Excerpts from a dataset:
= = = =

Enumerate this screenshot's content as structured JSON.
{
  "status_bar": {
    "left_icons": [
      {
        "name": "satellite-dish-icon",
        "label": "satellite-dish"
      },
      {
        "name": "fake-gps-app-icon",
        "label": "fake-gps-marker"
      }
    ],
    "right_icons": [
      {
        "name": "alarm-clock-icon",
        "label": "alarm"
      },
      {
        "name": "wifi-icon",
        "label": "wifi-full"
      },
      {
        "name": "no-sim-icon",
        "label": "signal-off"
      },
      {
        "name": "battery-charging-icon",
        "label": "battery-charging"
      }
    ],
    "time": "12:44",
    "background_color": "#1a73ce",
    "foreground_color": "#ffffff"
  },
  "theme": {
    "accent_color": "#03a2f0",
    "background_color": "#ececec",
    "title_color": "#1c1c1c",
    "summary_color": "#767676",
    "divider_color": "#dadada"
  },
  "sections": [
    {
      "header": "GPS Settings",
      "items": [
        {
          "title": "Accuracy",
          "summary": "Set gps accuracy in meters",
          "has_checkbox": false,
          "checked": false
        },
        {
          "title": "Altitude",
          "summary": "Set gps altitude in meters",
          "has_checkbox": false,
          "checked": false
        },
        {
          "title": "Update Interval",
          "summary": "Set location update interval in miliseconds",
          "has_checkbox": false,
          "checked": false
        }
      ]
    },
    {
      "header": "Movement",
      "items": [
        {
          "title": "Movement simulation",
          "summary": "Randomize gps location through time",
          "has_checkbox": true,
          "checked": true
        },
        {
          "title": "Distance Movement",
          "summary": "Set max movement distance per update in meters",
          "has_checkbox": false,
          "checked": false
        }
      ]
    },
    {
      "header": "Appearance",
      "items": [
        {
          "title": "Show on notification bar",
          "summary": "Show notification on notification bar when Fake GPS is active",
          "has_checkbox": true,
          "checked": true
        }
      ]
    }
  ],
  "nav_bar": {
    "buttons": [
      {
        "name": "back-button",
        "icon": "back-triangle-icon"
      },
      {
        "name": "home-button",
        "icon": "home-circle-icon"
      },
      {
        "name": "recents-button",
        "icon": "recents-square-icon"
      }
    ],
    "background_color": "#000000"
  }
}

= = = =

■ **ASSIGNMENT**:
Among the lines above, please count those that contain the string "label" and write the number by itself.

■ **FINISHED EXERCISE**:
6